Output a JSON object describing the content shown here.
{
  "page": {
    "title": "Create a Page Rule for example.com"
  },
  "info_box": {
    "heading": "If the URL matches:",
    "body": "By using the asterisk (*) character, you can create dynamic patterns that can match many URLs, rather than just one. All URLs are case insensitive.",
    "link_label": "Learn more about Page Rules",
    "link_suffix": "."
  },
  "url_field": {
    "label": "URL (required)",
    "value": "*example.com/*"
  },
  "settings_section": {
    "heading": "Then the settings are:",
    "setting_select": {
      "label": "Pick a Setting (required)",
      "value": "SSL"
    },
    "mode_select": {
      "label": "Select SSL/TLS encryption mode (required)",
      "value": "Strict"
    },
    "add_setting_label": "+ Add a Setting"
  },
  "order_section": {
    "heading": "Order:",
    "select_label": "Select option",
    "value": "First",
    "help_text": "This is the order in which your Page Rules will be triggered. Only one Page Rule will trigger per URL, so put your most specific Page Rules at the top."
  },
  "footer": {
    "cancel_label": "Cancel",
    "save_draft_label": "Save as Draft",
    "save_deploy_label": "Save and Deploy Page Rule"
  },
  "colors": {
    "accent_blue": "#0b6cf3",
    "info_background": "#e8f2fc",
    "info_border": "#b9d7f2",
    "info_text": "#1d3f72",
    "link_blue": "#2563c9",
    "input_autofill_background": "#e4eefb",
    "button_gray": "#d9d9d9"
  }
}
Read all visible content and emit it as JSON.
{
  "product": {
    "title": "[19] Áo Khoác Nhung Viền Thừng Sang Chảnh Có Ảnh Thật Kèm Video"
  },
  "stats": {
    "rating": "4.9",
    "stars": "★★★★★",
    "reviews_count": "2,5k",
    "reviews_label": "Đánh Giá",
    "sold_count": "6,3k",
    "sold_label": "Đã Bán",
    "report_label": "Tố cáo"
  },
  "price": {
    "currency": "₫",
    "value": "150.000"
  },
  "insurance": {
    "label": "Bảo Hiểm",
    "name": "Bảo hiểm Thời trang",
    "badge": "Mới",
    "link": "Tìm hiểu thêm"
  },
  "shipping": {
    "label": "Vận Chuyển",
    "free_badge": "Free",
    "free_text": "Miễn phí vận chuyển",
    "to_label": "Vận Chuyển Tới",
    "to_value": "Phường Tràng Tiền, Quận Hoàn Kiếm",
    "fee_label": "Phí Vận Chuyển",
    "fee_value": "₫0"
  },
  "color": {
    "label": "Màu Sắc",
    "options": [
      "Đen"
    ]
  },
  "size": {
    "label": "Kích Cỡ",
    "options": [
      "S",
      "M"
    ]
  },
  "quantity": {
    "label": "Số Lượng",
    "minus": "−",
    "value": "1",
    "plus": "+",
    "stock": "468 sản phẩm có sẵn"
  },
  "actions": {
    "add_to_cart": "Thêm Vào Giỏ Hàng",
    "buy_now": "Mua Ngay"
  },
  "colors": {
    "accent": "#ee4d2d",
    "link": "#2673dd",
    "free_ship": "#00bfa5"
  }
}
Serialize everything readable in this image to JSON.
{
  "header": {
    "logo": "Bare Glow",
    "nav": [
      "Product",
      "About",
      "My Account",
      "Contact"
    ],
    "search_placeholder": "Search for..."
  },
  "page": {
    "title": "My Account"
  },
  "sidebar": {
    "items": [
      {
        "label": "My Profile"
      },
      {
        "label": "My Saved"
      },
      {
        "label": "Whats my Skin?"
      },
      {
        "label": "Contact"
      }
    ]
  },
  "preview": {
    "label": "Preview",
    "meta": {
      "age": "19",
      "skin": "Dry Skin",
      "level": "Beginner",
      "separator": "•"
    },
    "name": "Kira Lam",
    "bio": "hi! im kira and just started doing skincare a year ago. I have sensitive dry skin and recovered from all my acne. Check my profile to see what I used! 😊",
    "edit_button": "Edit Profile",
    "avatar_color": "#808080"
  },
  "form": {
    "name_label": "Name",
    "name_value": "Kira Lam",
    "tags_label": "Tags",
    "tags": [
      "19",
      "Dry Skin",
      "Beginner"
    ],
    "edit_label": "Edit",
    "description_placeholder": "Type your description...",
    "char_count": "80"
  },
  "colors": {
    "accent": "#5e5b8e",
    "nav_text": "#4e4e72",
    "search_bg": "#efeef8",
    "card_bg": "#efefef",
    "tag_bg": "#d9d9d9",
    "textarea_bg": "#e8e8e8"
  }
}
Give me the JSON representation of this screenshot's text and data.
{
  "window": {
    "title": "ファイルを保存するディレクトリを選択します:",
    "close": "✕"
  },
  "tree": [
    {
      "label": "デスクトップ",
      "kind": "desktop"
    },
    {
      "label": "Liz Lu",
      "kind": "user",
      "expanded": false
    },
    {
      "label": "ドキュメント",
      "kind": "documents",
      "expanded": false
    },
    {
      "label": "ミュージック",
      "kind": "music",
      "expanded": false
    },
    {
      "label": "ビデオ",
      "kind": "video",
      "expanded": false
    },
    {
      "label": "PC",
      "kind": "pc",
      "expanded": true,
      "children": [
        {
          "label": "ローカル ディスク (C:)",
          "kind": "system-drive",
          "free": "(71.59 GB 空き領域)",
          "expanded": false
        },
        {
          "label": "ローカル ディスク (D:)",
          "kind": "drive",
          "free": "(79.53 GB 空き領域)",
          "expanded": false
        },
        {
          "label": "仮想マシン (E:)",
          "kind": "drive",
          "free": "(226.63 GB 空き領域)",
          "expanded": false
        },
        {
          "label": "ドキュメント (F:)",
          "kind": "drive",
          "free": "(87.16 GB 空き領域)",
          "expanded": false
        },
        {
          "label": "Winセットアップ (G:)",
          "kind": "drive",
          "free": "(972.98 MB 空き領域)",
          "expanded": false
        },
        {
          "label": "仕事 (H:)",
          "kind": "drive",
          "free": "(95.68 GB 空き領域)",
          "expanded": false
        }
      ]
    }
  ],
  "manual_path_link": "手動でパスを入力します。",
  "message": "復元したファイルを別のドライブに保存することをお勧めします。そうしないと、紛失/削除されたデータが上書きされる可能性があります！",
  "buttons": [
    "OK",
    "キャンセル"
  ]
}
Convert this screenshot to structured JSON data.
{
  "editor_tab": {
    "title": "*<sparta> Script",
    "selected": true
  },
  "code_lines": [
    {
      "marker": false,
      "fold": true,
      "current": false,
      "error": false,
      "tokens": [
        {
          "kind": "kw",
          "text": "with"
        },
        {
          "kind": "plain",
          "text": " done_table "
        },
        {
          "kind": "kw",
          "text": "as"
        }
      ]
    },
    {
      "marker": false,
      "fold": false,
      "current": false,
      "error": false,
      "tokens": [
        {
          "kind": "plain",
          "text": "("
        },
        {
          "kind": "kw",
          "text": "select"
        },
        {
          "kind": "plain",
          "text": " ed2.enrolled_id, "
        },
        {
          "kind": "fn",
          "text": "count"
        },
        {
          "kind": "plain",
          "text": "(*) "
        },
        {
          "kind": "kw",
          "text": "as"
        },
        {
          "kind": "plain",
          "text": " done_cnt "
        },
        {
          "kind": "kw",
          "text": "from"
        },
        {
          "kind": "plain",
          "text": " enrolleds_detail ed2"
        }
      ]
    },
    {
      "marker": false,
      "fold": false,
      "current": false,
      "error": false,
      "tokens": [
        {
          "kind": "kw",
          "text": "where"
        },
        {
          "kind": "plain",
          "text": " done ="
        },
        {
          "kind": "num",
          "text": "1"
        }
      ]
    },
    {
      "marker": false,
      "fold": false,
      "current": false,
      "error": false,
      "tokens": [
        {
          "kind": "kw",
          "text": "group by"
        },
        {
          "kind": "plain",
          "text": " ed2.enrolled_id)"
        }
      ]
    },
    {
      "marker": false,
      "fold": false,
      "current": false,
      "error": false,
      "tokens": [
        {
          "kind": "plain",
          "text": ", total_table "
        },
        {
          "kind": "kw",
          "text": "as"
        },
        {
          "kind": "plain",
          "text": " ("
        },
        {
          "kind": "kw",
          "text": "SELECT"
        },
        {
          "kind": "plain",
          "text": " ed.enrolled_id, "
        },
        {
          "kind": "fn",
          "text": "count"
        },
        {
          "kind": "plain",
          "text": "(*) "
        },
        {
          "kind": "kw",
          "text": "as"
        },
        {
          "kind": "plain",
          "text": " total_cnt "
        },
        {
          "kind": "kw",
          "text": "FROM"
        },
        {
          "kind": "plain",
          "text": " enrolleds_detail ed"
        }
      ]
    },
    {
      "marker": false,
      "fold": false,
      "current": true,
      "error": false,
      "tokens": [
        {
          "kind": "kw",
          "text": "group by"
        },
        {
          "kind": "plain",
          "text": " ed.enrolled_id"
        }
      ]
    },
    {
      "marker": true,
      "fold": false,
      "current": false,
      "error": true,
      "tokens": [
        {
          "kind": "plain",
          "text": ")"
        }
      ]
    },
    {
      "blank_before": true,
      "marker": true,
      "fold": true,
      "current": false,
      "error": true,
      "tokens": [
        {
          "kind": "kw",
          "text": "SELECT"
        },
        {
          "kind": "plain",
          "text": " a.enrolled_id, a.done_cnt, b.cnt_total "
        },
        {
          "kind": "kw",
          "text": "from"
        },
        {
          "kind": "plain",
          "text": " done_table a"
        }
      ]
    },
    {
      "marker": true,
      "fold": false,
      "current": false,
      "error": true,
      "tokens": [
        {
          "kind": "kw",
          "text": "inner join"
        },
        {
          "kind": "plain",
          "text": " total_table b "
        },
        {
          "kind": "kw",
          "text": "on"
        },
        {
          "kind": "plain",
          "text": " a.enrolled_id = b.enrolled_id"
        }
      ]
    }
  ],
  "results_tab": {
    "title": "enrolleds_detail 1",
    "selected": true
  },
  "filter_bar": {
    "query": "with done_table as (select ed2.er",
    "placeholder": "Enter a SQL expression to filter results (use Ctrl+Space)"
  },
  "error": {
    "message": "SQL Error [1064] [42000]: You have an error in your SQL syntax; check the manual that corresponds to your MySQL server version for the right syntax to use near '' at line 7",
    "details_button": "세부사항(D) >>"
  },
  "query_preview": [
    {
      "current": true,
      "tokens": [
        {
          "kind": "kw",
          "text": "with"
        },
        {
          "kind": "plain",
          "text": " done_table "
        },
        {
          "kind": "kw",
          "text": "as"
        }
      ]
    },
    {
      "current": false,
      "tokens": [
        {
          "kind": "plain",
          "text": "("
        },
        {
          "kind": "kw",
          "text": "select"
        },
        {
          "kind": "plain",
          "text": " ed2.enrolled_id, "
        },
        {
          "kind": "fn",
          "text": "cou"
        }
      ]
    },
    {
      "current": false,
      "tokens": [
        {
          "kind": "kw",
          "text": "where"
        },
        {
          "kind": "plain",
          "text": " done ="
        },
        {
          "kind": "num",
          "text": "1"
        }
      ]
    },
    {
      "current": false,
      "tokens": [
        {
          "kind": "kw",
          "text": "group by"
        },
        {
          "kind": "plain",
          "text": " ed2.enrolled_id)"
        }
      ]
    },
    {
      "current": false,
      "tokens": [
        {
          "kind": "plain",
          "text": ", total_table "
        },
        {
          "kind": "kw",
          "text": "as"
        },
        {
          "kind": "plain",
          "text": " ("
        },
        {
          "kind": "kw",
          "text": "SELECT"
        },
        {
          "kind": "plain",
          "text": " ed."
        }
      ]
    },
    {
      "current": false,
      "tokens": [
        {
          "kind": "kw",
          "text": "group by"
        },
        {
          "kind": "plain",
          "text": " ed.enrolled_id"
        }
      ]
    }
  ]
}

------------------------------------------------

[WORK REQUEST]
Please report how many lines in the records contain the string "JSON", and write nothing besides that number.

[RESPONSE TO THIS EXERCISE]
5